» **Task goal**
Nothing in the records should differ when they are repeated. Restate them word for word.
*** Block opens ***
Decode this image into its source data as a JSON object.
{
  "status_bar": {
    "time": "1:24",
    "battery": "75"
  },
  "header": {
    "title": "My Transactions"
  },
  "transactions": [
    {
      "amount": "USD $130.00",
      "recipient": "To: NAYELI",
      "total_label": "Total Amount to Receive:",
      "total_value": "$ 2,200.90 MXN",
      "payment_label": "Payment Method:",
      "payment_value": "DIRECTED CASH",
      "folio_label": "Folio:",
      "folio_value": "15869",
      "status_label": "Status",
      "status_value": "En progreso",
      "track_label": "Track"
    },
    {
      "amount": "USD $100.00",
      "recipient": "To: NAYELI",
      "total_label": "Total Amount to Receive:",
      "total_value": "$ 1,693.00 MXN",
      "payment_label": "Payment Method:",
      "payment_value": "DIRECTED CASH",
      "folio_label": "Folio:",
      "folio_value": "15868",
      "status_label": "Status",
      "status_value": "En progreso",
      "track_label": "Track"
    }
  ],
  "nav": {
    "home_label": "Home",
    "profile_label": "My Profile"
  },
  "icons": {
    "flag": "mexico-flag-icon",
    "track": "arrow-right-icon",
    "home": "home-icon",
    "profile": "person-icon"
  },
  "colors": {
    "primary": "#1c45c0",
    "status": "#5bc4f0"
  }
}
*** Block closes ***
» **Written answer**
Decode this image into its source data as a JSON object.
{
  "status_bar": {
    "time": "1:24",
    "battery": "75"
  },
  "header": {
    "title": "My Transactions"
  },
  "transactions": [
    {
      "amount": "USD $130.00",
      "recipient": "To: NAYELI",
      "total_label": "Total Amount to Receive:",
      "total_value": "$ 2,200.90 MXN",
      "payment_label": "Payment Method:",
      "payment_value": "DIRECTED CASH",
      "folio_label": "Folio:",
      "folio_value": "15869",
      "status_label": "Status",
      "status_value": "En progreso",
      "track_label": "Track"
    },
    {
      "amount": "USD $100.00",
      "recipient": "To: NAYELI",
      "total_label": "Total Amount to Receive:",
      "total_value": "$ 1,693.00 MXN",
      "payment_label": "Payment Method:",
      "payment_value": "DIRECTED CASH",
      "folio_label": "Folio:",
      "folio_value": "15868",
      "status_label": "Status",
      "status_value": "En progreso",
      "track_label": "Track"
    }
  ],
  "nav": {
    "home_label": "Home",
    "profile_label": "My Profile"
  },
  "icons": {
    "flag": "mexico-flag-icon",
    "track": "arrow-right-icon",
    "home": "home-icon",
    "profile": "person-icon"
  },
  "colors": {
    "primary": "#1c45c0",
    "status": "#5bc4f0"
  }
}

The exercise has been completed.